Former Charlottesville-area resident and tennis legend Martina Navratilova, 53, has breast cancer, the New York Times reports. The cancer was discovered in February, and she'll undergo radiation in May.
“I call this my personal 9/11 because I realized my life would never be the same,” she tells the Times.
However, this is not Navratilova's first brush with death, at least according to a 1992 book which tells a harrowing tale from Albemarle County.
In Lady Magic, basketball star Nancy Lieberman alleges that nearly 30 years ago Navratilova dodged a gunshot fired by her then lover, writer Rita Mae Brown, at the house shared by the couple just west of Charlottesville.
Lieberman, now an ESPN/ABC sports commentator, details in the autobiography how she received a hysterical phone call from Navratilova, who was crying out, "Rita Mae shot me. Rita Mae shot me."
As Lieberman relates the tale, it was a spring afternoon in 1981 when Brown became jealous of her younger housemate's budding relationship with Lieberman.
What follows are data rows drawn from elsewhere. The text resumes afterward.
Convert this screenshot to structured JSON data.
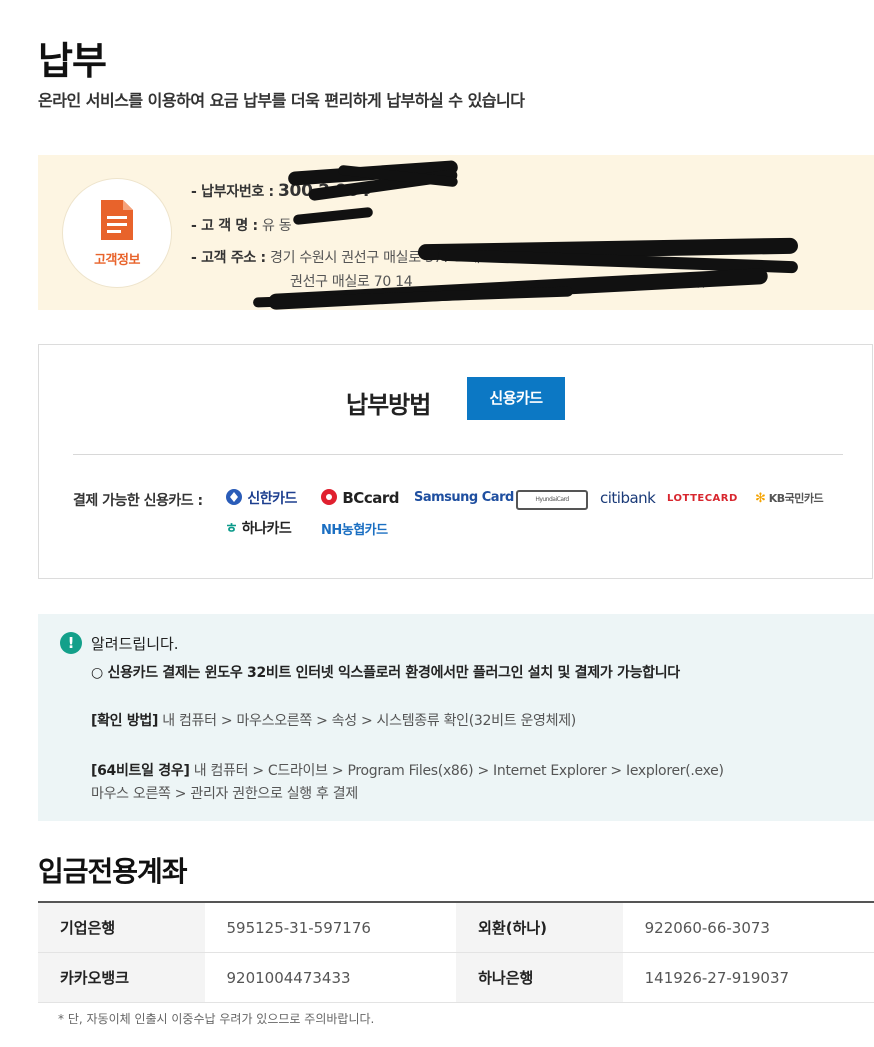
{
  "page": {
    "title": "납부",
    "subtitle": "온라인 서비스를 이용하여 요금 납부를 더욱 편리하게 납부하실 수 있습니다"
  },
  "customer": {
    "badge_label": "고객정보",
    "payer_no_label": "- 납부자번호 :",
    "payer_no_value": "300 2 964",
    "name_label": "- 고  객  명 :",
    "name_value": "유 동",
    "address_label": "- 고객  주소 :",
    "address_line1": "경기 수원시 권선구 매실로 377 호매",
    "address_line2": "권선구 매실로 70 14",
    "address_line2_tail": "))"
  },
  "payment": {
    "title": "납부방법",
    "method_button": "신용카드",
    "cards_label": "결제 가능한 신용카드 :",
    "cards": [
      {
        "name": "신한카드",
        "icon": "shinhan-logo-icon",
        "color": "#1d3f8f"
      },
      {
        "name": "BCcard",
        "icon": "bc-logo-icon",
        "color": "#222222"
      },
      {
        "name": "Samsung Card",
        "icon": "samsung-logo-icon",
        "color": "#1f4fa0"
      },
      {
        "name": "HyundaiCard",
        "icon": "hyundai-logo-icon",
        "color": "#555555"
      },
      {
        "name": "citibank",
        "icon": "citi-logo-icon",
        "color": "#1a3a78"
      },
      {
        "name": "LOTTECARD",
        "icon": "lotte-logo-icon",
        "color": "#d8262e"
      },
      {
        "name": "KB국민카드",
        "icon": "kb-logo-icon",
        "color": "#555555"
      },
      {
        "name": "하나카드",
        "icon": "hana-logo-icon",
        "color": "#222222"
      },
      {
        "name": "NH농협카드",
        "icon": "nh-logo-icon",
        "color": "#1b6fc2"
      }
    ]
  },
  "notice": {
    "title": "알려드립니다.",
    "line1": "○ 신용카드 결제는 윈도우 32비트 인터넷 익스플로러 환경에서만 플러그인 설치 및 결제가 가능합니다",
    "check_label": "[확인 방법]",
    "check_text": "내 컴퓨터 > 마우스오른쪽 > 속성 > 시스템종류 확인(32비트 운영체제)",
    "x64_label": "[64비트일 경우]",
    "x64_text": "내 컴퓨터 > C드라이브 > Program Files(x86) > Internet Explorer > Iexplorer(.exe)",
    "x64_text2": "마우스 오른쪽 > 관리자 권한으로 실행 후 결제"
  },
  "accounts": {
    "title": "입금전용계좌",
    "rows": [
      [
        {
          "bank": "기업은행",
          "number": "595125-31-597176"
        },
        {
          "bank": "외환(하나)",
          "number": "922060-66-3073"
        }
      ],
      [
        {
          "bank": "카카오뱅크",
          "number": "9201004473433"
        },
        {
          "bank": "하나은행",
          "number": "141926-27-919037"
        }
      ]
    ],
    "footnote": "* 단, 자동이체 인출시 이중수납 우려가 있으므로 주의바랍니다."
  },
  "colors": {
    "accent_blue": "#0c78c4",
    "customer_bg": "#fdf5e2",
    "notice_bg": "#edf5f6",
    "notice_icon": "#13a08a",
    "badge_orange": "#e8632b"
  }
}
Brown allegedly pulled a gun–- a .38 caliber, one of the more powerful class of handguns–- on the then 24-year-old Czechoslovakia-born tennis superstar.
According to Lieberman, Navratilova was attempting to flee from the house they shared in the upscale Flordan subdivision. Navratilova allegedly pushed Brown out of the way and raced to her BMW733i–- conveniently parked in the circular drive with the keys in the ignition.
But as Navratilova attempted to speed away, the engine died. As she got the car moving, an explosion rang out. Lieberman claims that the bullet tore through the passenger-side head rest and shattered the windshield, which sent shards of glass into Navratilova's face.
The eventual 9-time Wimbledon singles champion suffered facial cuts but was otherwise unscathed.
Currently on a publicity tour for her latest book, Cat of the Century, Brown left a phone message with a reporter referring to her own published version of what happened.
In Rita Will: Memoir of a Literary Rabble-Rouser, published in 1997, Brown asserts that the loaded weapon actually belonged to Navratilova, and that on the fateful day, Brown picked it up and told her to get rid of it.
"I often wonder if it was a guilty conscience or if she thought I'd fill her full of holes like Swiss cheese," writes Brown. "She hit me. I hit back."
As the soon-to-be former lovers pummeled each other, Navratilova allegedly screamed for her gun, and Brown refused to hand it over. Navratilova fled to the car.
"I blew out the back window of the BMW," Brown admits. "Rarely have I been that angry. But angry and heartbroken as I was, if I'd wanted to hit her, she'd be six feet under."
Neither the Albemarle County sheriff nor chief of police could recall ever hearing of the incident, and neither written account mentions anything about calling law enforcement.
Today, nearly three decades later, learning of Navratilova's breast cancer, Brown tells a Hook reporter in a voice-mail, "I think she'll pull through. I know she'll pull through."
As for that fateful night, recounting it, says Brown, "will make me so much more fascinating than I really am."